Essential pet advice with vet Jo Gourlay

Having learnt last week what an amazing organ the liver is, the kind of conditions that can cause damage to it and the clinical signs you’d expect to see with liver problems; we now continue with the topic by thinking about diagnosis.

The first type of diagnostic test normally done is a blood test. It’s really important to understand that there are two types of liver blood tests and they tell us very different things. The initial screening test is looking at the liver enzymes and is often carried within the laboratory at your own vets. It is usually included in pre-anaesthetic and more comprehensive blood screening profiles they will offer. Elevated results of these enzymes tell us that liver cell damage is occurring at that point and the higher the results the greater the number of cells being damaged. However, these results tell us nothing about the liver function or whether the liver is failing.

If raised enzymes are picked up the second type of blood test, a liver function test is likely to be suggested. This involves getting a blood sample after your pet has been fasted (often not needed in cats), feeding them a meal (normally more fatty than normal) and then collecting another bloods sample a particular number of hours after the meal. How the liver responds to the food is measured by looking at the bile acids. These tests give an indication of how well the liver is functioning on a daily basis rather than just a snap shot of the damage occurring at that moment, which is much more useful when thinking about further testing and the prognosis.

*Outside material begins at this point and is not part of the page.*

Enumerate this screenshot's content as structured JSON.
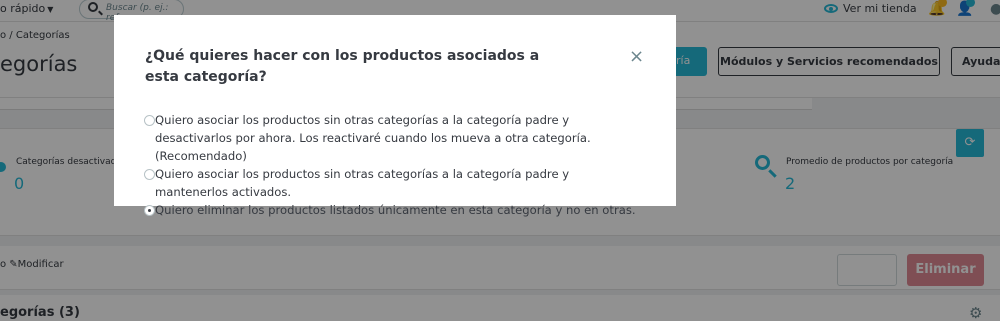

To put it into perspective, in theory an animal may have very high liver enzymes one day after reacting to a poison it has come in contact with but the overall liver function be fine, and, given the correct treatment, the liver could fully recover. In contrast, another animal could hypothetically come back with normal liver enzymes but has actually, over a prolonged period, been suffering liver damage and now be in liver failure and unable to recover, which only the second test would pick up. In reality with this second example you would expect the enzymes to be at least slightly raised, but it emphasises how both tests are useful but at telling us different things.

Sometimes additional blood and urine tests are run in addition to specific liver ones, especially if a liver biopsy may end up being advised. As mentioned last week the liver produces the factors in our blood that help it to clot so if they are depleted the biopsy could cause internal bleeding.

Visualising the liver is the next step to working out what is happening. This involves X-rays, which show the general size and position of the liver, and ultrasound which can give detail as to the structure of the liver tissue itself and help pick up any shunts (abnormal bloods movement). Both imaging methods may highlight any gall bladder stones, fluid in the abdomen or show up a mass on the liver as well.

After these tests your vet may be fairly confident as to what is causing the problem but generally the only way of getting a definitive diagnosis is by taking a biopsy.

Next week we finish this series of articles on liver disease by discussing the pros and cons of biopsying and the treatment options available.